I suggest not to just finish each game’s campaign in order, as it can get a bit samey. The HD campaign is stretched a bit too thin as you will see similar events a lot with little variation, though it could be argued it helps you be more familiar with each track and mode before they crank the difficulty up in the last stretch of the campaign. The Fury campaign offers more interesting modes, so dabble with that should you find the straight up races and time trials to be boring.
WipEout Omega Collection also supports online races. I am impressed that they decided to put servers for Asia, Japan and Australia but unfortunately, each time I hop online these servers are barren. Even the US servers are mostly empty. The core fanbase is mostly at Europe and joining their races means there will be some lag.
I can’t properly say how well their rebuilt online infrastructure is since there is not much of a community playing online in Asia. If you want to hop online, ask some friends to go buy this game as well and plan a time. Alternatively, the game supports two-player split-screen if you’re itching for multiplayer and there is a single-race mode should you have done with the campaign.

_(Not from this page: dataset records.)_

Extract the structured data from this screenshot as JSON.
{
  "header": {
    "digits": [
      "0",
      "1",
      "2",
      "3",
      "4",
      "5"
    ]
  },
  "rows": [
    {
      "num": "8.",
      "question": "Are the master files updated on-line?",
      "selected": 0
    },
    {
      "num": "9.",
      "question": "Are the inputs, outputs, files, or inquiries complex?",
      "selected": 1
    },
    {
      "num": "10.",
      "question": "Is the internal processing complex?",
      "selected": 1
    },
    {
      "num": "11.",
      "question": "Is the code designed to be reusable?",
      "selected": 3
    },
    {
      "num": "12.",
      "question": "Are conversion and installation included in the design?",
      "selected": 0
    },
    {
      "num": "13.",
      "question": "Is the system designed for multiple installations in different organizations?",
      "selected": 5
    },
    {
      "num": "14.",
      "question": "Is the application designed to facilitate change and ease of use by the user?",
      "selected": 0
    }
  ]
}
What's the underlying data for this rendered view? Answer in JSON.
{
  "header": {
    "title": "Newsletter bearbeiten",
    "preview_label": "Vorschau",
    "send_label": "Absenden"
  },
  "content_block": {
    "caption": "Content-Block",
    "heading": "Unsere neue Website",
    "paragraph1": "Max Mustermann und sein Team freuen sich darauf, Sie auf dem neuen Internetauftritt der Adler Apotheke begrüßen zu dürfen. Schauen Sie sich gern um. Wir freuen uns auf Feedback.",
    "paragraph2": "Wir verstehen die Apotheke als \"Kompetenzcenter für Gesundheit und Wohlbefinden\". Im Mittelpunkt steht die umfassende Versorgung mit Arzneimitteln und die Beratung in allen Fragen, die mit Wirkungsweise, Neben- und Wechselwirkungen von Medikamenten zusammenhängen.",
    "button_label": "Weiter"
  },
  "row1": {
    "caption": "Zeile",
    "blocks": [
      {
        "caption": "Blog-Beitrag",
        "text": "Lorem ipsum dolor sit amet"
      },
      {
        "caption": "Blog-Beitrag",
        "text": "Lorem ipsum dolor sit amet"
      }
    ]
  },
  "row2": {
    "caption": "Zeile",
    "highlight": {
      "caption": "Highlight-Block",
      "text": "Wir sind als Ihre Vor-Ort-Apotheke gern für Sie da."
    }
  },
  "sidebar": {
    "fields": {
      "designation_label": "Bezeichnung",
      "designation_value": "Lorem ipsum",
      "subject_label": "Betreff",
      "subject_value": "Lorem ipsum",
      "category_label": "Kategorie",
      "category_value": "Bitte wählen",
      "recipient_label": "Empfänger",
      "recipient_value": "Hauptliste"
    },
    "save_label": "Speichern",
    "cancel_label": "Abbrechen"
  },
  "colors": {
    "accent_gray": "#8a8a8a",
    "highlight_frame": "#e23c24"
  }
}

WipEout Omega Collection is a lovingly crafted remaster. If you want to see how capable the PS4 (and PS4 Pro) is at the right developers’ hands, WipEout Omega Collection will amaze you with its glorifying detail at a rock-solid 60fps. Wipeout is still fun today, even if takes some time and practice to master the faster speeds.
But if you already played Wipeout HD Fury and Wipeout 2048, there’s nothing new that’s worth checking out unless you want to play those games again. The online community doesn’t exist in Asia, so if you want to race online, either hop in the EU servers or encourage some friends to buy it.
For a remaster of two games at roughly half the price of a full game, it’s worth a purchase. More so if you never played Wipeout before but curious about the series. It’s the best time to jump in.
Review is based on version 1.02 of the game, played on a regular PS4. Review copy provided by the publisher.